In life, we sometimes encounter sticky situations–ones that need an extra boost in the form of dollars and cents. It may be an upcoming wedding, a newborn on the way, or even healthcare emergencies that leave us blind-sided.

Some of us may turn to banks, others to family and friends for help. But not everyone is as lucky to not be turned away. That is where licensed money lenders can play a part.

Borrowing from a licensed money lender in Singapore is safe, but you need to make sure the money lender you’re getting the loan from is legal. It is a common misconception that getting a loan from a licensed money lender is akin to borrowing from a loan shark, but the truth could not be further. Loan sharks, who claim to be “licensed” money lenders are in fact not legal entities.
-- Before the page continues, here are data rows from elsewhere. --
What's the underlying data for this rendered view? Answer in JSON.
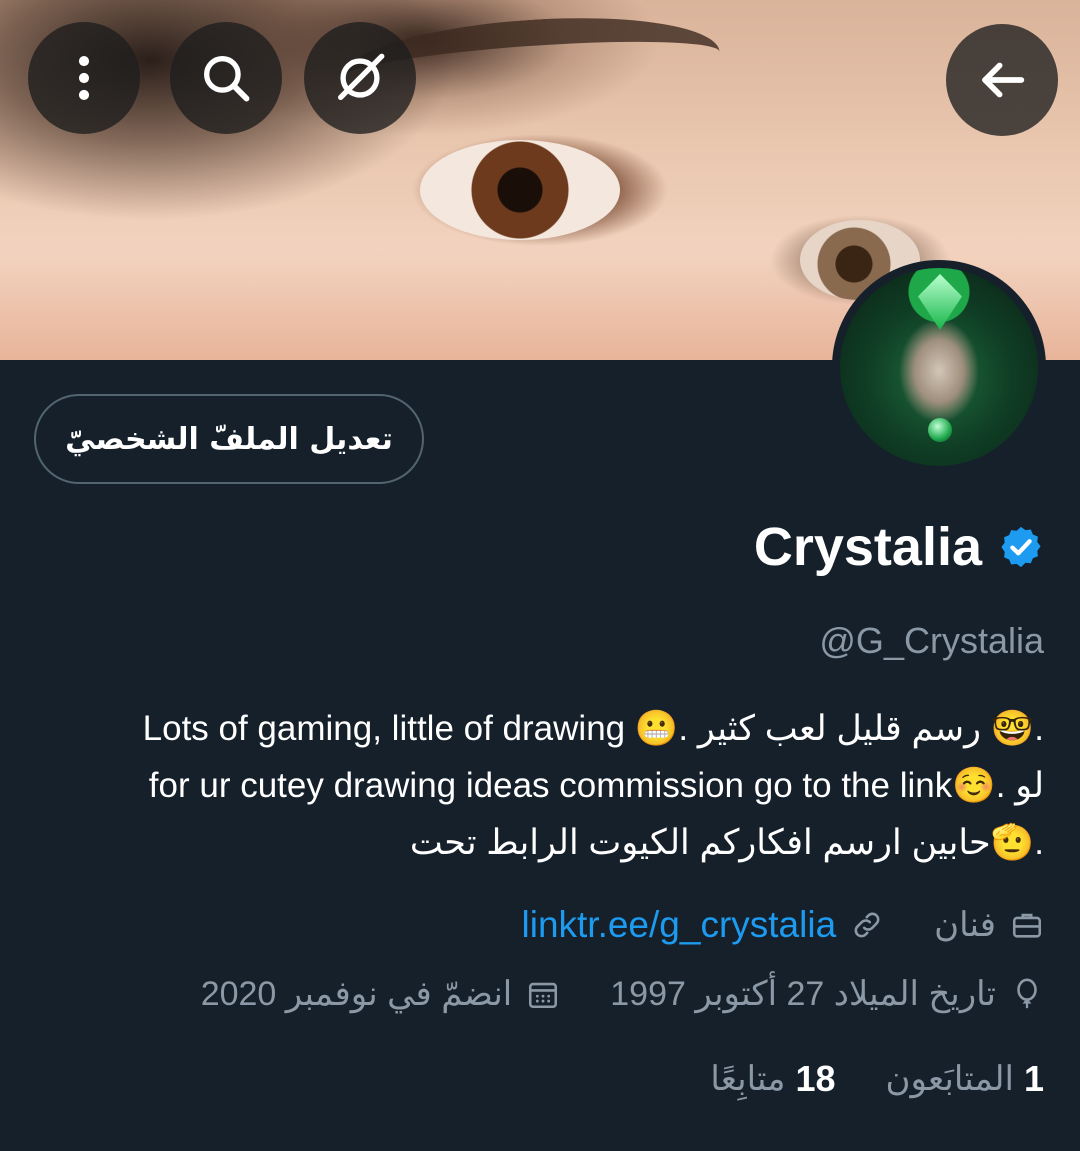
{
  "profile": {
    "display_name": "Crystalia",
    "handle": "@G_Crystalia",
    "edit_button_label": "تعديل الملفّ الشخصيّ",
    "bio_lines": [
      ".🤓 رسم قليل لعب كثير .😬 Lots of gaming, little of drawing",
      "لو .☺️for ur cutey drawing ideas commission go to the link",
      ".🫡حابين ارسم افكاركم الكيوت الرابط تحت"
    ],
    "profession": "فنان",
    "link": "linktr.ee/g_crystalia",
    "birthdate": "تاريخ الميلاد 27 أكتوبر 1997",
    "joined": "انضمّ في نوفمبر 2020",
    "followers_count": "1",
    "followers_label": "المتابَعون",
    "following_count": "18",
    "following_label": "متابِعًا"
  },
  "colors": {
    "background": "#15202b",
    "accent": "#1d9bf0",
    "muted": "#8b98a5"
  },
  "icons": {
    "back": "arrow-left-icon",
    "grok": "grok-icon",
    "search": "search-icon",
    "more": "more-vertical-icon",
    "verified": "verified-badge-icon",
    "briefcase": "briefcase-icon",
    "link": "link-icon",
    "location": "balloon-icon",
    "calendar": "calendar-icon"
  }
}
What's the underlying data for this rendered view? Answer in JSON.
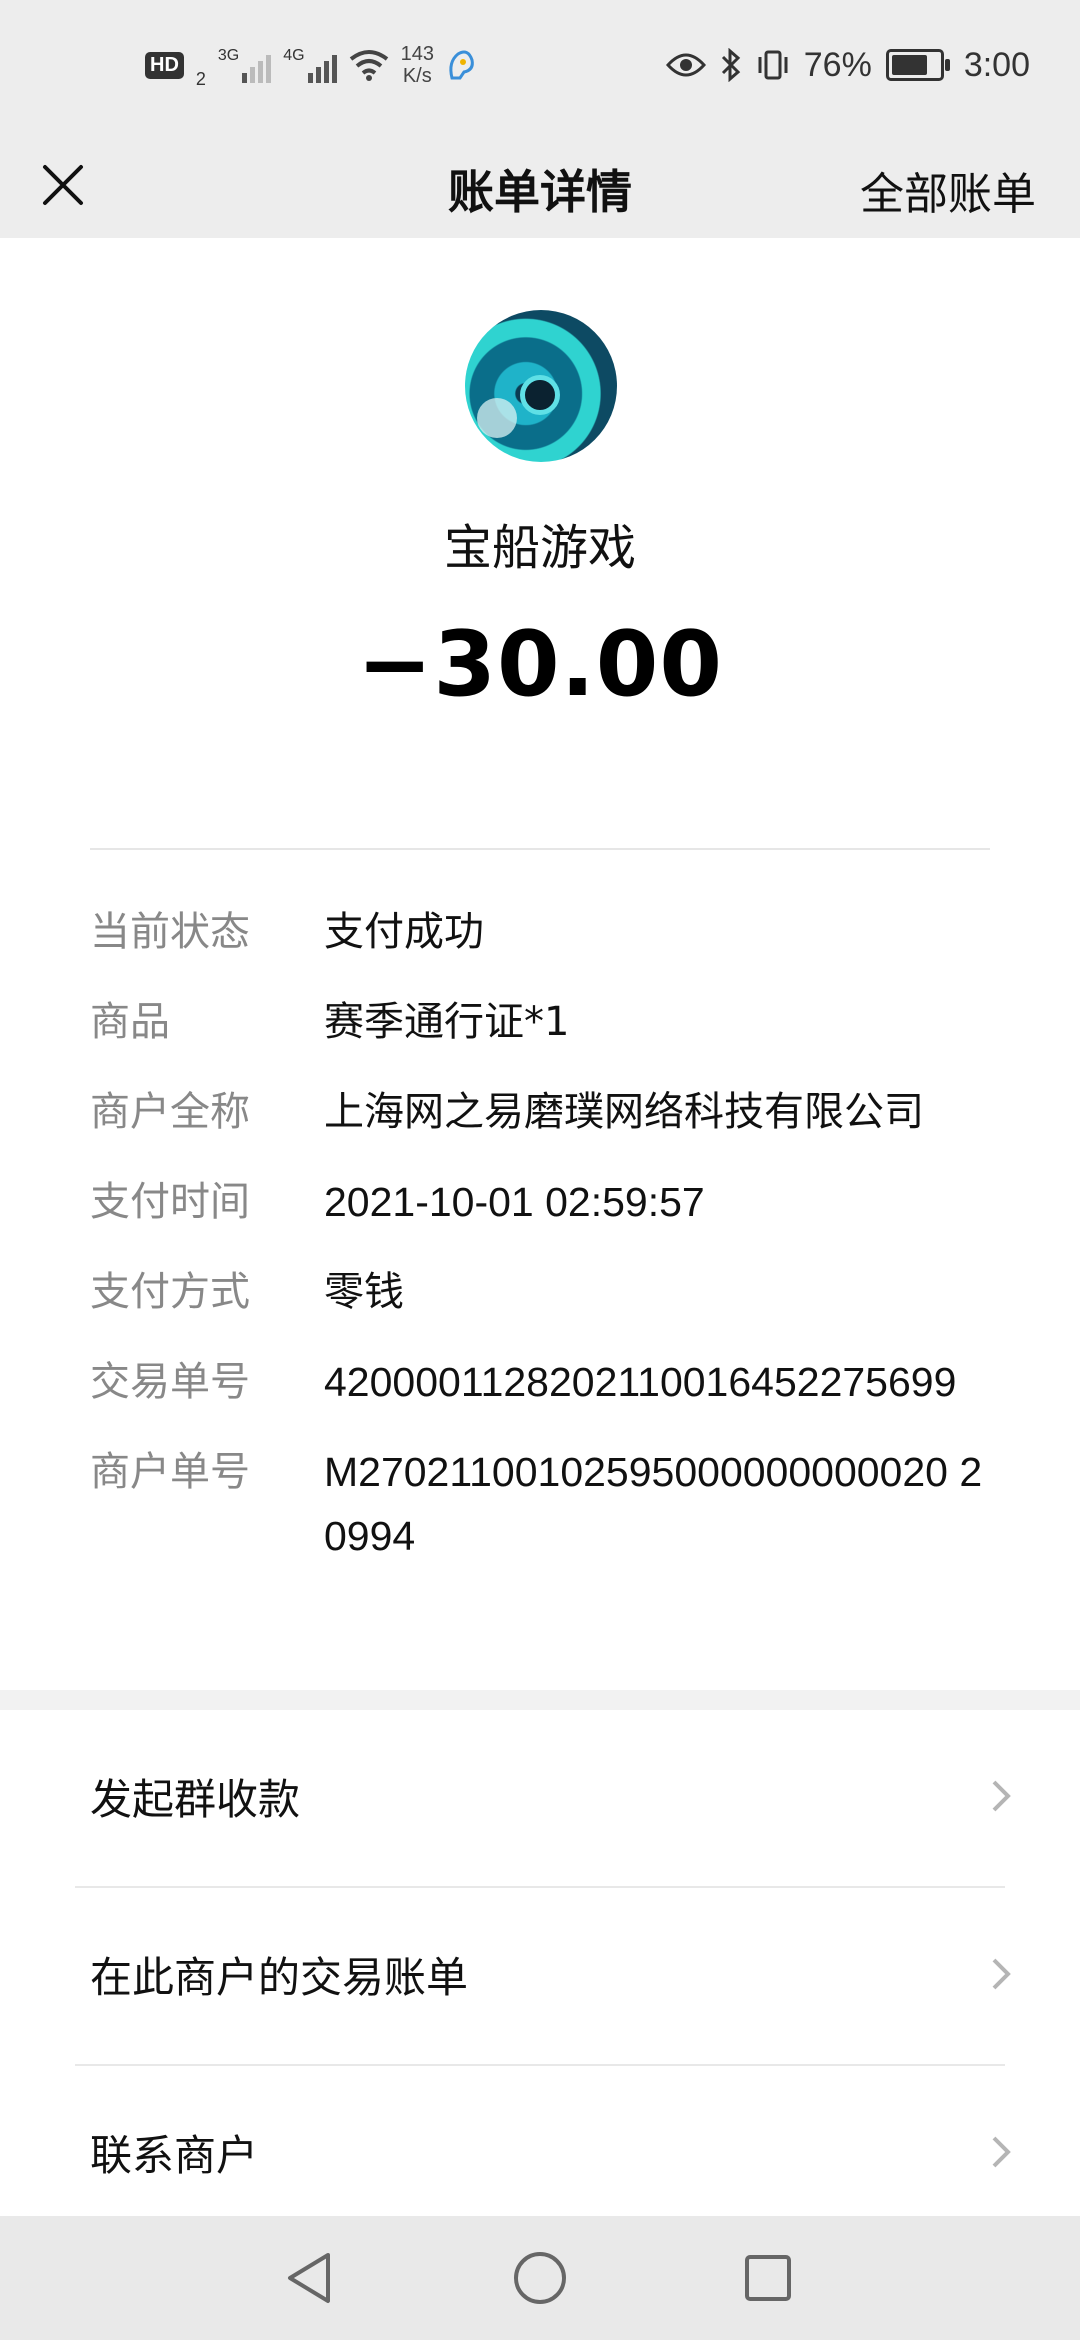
{
  "status_bar": {
    "hd_label": "HD",
    "hd_sub": "2",
    "net1": "3G",
    "net2": "4G",
    "speed_value": "143",
    "speed_unit": "K/s",
    "battery_percent": "76%",
    "battery_level": 0.76,
    "time": "3:00"
  },
  "header": {
    "title": "账单详情",
    "right_link": "全部账单",
    "close_icon": "close-icon"
  },
  "merchant": {
    "name": "宝船游戏",
    "amount": "−30.00",
    "avatar_icon": "merchant-avatar"
  },
  "details": [
    {
      "label": "当前状态",
      "value": "支付成功"
    },
    {
      "label": "商品",
      "value": "赛季通行证*1"
    },
    {
      "label": "商户全称",
      "value": "上海网之易磨璞网络科技有限公司"
    },
    {
      "label": "支付时间",
      "value": "2021-10-01 02:59:57"
    },
    {
      "label": "支付方式",
      "value": "零钱"
    },
    {
      "label": "交易单号",
      "value": "4200001128202110016452275699"
    },
    {
      "label": "商户单号",
      "value": "M27021100102595000000000020 20994"
    }
  ],
  "menu": [
    {
      "label": "发起群收款"
    },
    {
      "label": "在此商户的交易账单"
    },
    {
      "label": "联系商户"
    }
  ],
  "nav": {
    "back_icon": "back-triangle-icon",
    "home_icon": "home-circle-icon",
    "recents_icon": "recents-square-icon"
  },
  "colors": {
    "header_bg": "#ededed",
    "label_gray": "#888888",
    "text": "#111111"
  }
}
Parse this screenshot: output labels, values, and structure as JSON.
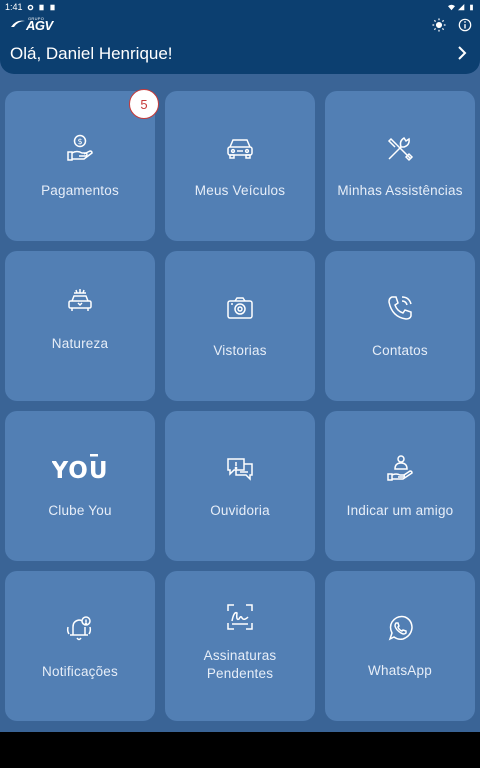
{
  "status_bar": {
    "time": "1:41"
  },
  "header": {
    "logo_small": "GRUPO",
    "logo_main": "AGV",
    "greeting": "Olá, Daniel Henrique!",
    "icons": [
      "brightness-icon",
      "info-icon"
    ]
  },
  "tiles": [
    {
      "label": "Pagamentos",
      "icon": "payment-hand-icon",
      "badge": "5"
    },
    {
      "label": "Meus Veículos",
      "icon": "car-icon"
    },
    {
      "label": "Minhas Assistências",
      "icon": "tools-icon"
    },
    {
      "label": "Natureza",
      "icon": "nature-car-icon"
    },
    {
      "label": "Vistorias",
      "icon": "camera-icon"
    },
    {
      "label": "Contatos",
      "icon": "phone-icon"
    },
    {
      "label": "Clube You",
      "icon": "you-logo"
    },
    {
      "label": "Ouvidoria",
      "icon": "chat-alert-icon"
    },
    {
      "label": "Indicar um amigo",
      "icon": "refer-friend-icon"
    },
    {
      "label": "Notificações",
      "icon": "bell-icon"
    },
    {
      "label": "Assinaturas\nPendentes",
      "icon": "signature-icon"
    },
    {
      "label": "WhatsApp",
      "icon": "whatsapp-icon"
    }
  ],
  "you_logo_text": "YOU",
  "colors": {
    "header": "#0c3f70",
    "background": "#3a6496",
    "tile": "#527fb4",
    "badge": "#c63a3a"
  }
}
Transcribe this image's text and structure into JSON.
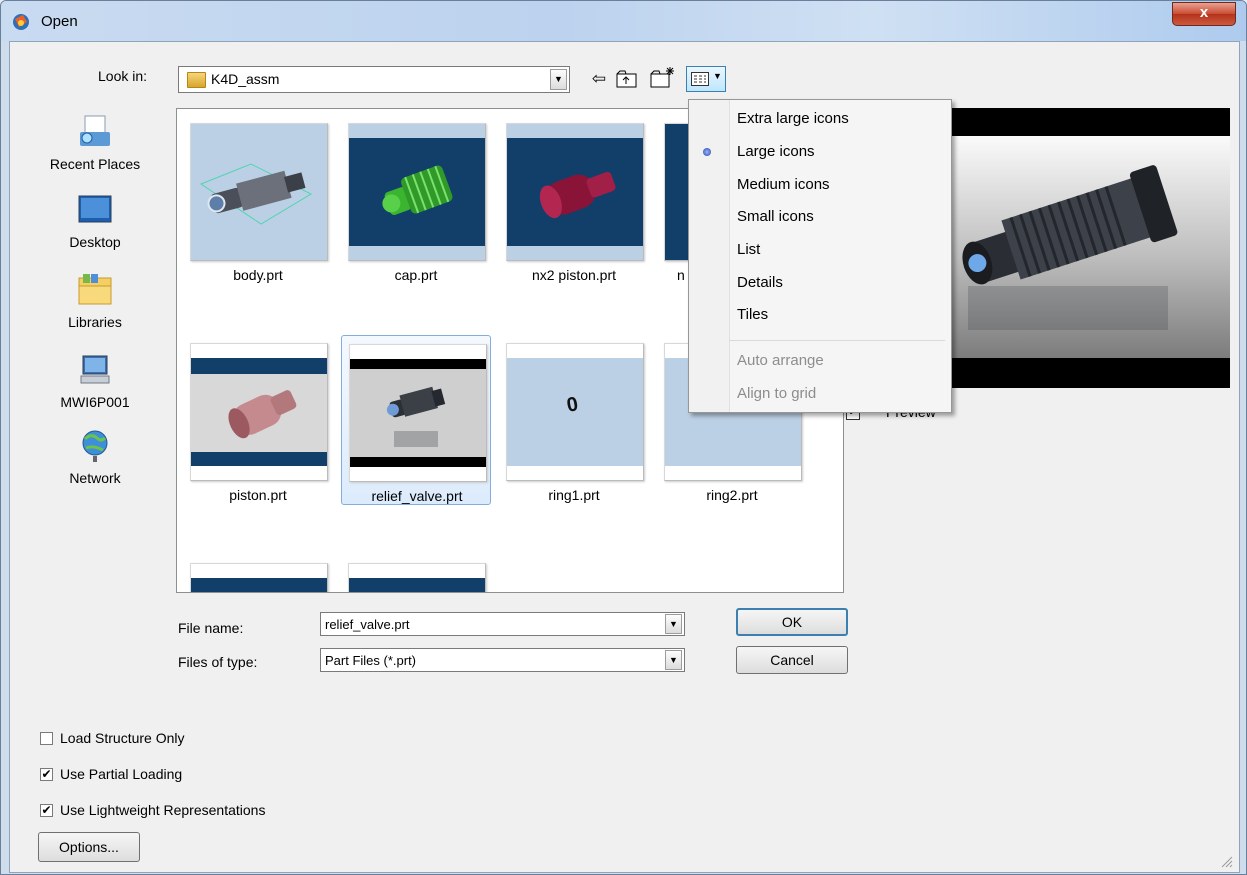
{
  "window": {
    "title": "Open",
    "close_label": "x"
  },
  "toolbar": {
    "look_in_label": "Look in:",
    "look_in_value": "K4D_assm",
    "back_icon": "back-arrow-icon",
    "up_icon": "up-folder-icon",
    "new_folder_icon": "new-folder-icon",
    "view_icon": "view-menu-icon"
  },
  "places": [
    {
      "label": "Recent Places",
      "icon": "recent-places-icon"
    },
    {
      "label": "Desktop",
      "icon": "desktop-icon"
    },
    {
      "label": "Libraries",
      "icon": "libraries-icon"
    },
    {
      "label": "MWI6P001",
      "icon": "computer-icon"
    },
    {
      "label": "Network",
      "icon": "network-icon"
    }
  ],
  "files": [
    {
      "name": "body.prt"
    },
    {
      "name": "cap.prt"
    },
    {
      "name": "nx2 piston.prt"
    },
    {
      "name": "n"
    },
    {
      "name": "piston.prt"
    },
    {
      "name": "relief_valve.prt",
      "selected": true
    },
    {
      "name": "ring1.prt"
    },
    {
      "name": "ring2.prt"
    }
  ],
  "ring1_glyph": "0",
  "preview_label": "Preview",
  "view_menu": {
    "items": [
      {
        "label": "Extra large icons",
        "selected": false
      },
      {
        "label": "Large icons",
        "selected": true
      },
      {
        "label": "Medium icons",
        "selected": false
      },
      {
        "label": "Small icons",
        "selected": false
      },
      {
        "label": "List",
        "selected": false
      },
      {
        "label": "Details",
        "selected": false
      },
      {
        "label": "Tiles",
        "selected": false
      }
    ],
    "disabled_items": [
      {
        "label": "Auto arrange"
      },
      {
        "label": "Align to grid"
      }
    ]
  },
  "form": {
    "file_name_label": "File name:",
    "file_name_value": "relief_valve.prt",
    "file_type_label": "Files of type:",
    "file_type_value": "Part Files (*.prt)",
    "ok_label": "OK",
    "cancel_label": "Cancel"
  },
  "options": [
    {
      "label": "Load Structure Only",
      "checked": false
    },
    {
      "label": "Use Partial Loading",
      "checked": true
    },
    {
      "label": "Use Lightweight Representations",
      "checked": true
    }
  ],
  "options_button": "Options...",
  "colors": {
    "thumb_blue": "#123e6a",
    "thumb_light": "#bcd0e5",
    "selection": "#84acdd"
  }
}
In this article, we’ll share what to look out for when borrowing from a licensed money lender in Singapore.


What are licensed money lenders?

Licensed money lenders in Singapore come under the regulation of the Ministry of Law. Firms that wish to provide financial loans are required to obtain a license from the ministry and have it regularly renewed to operate.

There are several rules which licensed money lenders to have to abide by, such as keeping to a stipulated ceiling on interest fees and administrative fees. These lenders are also barred from advertising their services on mainstream media, both print and online.

Above all, licensed money lenders are prohibited from using harassment tactics in any manner.


What are illegal money lenders?

Illegal money lenders, also known as loan sharks, are unlicensed lenders. They sometimes claim to be licensed money lenders but are actually not registered under the Ministry of Law to provide loan services.

These illegal lenders often resort to soliciting business through SMS or WhatsApp and coerce their victims into repaying via intimidation.


Things to do before getting a loan from a money lender in Singapore

Check the Ministry of Law’s registry. Do confirm first that the money lender is indeed licensed before approaching any of them.

Get familiar with the stipulated cap on interest rates and fees. Licensed money lenders in Singapore are allowed to charge a maximum of:

4% interest rate per month. 10% in administrative fees upon approving the loan.

On the occasion of a default, lenders can levy:

Late interest fees of up to 4% per month. Late repayment fees of up to S$60 per month. Full legal costs were ordered by the court.

The total charges imposed by a moneylender on any loan cannot exceed the loan principal. This includes interest, late interest, administrative fee, and late fee.

Ensure the money lender has a physical office. All licensed money lenders in Singapore should conduct their business only on the premises of a registered office. Take note of lenders who insist on meeting in public spaces when procuring a loan offer–these are most likely to be illegal lenders.

Pay attention to employees’ behavior. Always meet your loan officer in person, which lets you understand and see if the company you are borrowing from makes you feel safe and at ease. They should go over the entire contract with you and explain every single term clearly.

Look for someone with professional and polite conduct because chances are, having someone pay close attention to your needs will make the negotiation process much smoother. A thorough loan officer is also a telltale of a good business process, unlike illegal money lenders who are often in a rush to move the loan through.

Search online for reviews and testimonials. Positive feedback from people who’ve used the service provides valuable insight into the company’s reliability.


What would happen if I cannot repay my loan?

If you’re worried about the endless phone calls, and the physical and mental harassment that loan sharks often use, rest assured that a licensed money lender will, under no circumstances, be allowed to exert such means. In the unlikely event that it does happen, do not hesitate to call the police.

However, even though licensed money lenders in Singapore are not allowed to cause any property damage or other acts that would constitute harassment, they are permitted to mail or email you a letter of demand. They may also visit your home or office to issue the letter of demand and are permitted to take legal action against you if you do not repay your loan on time.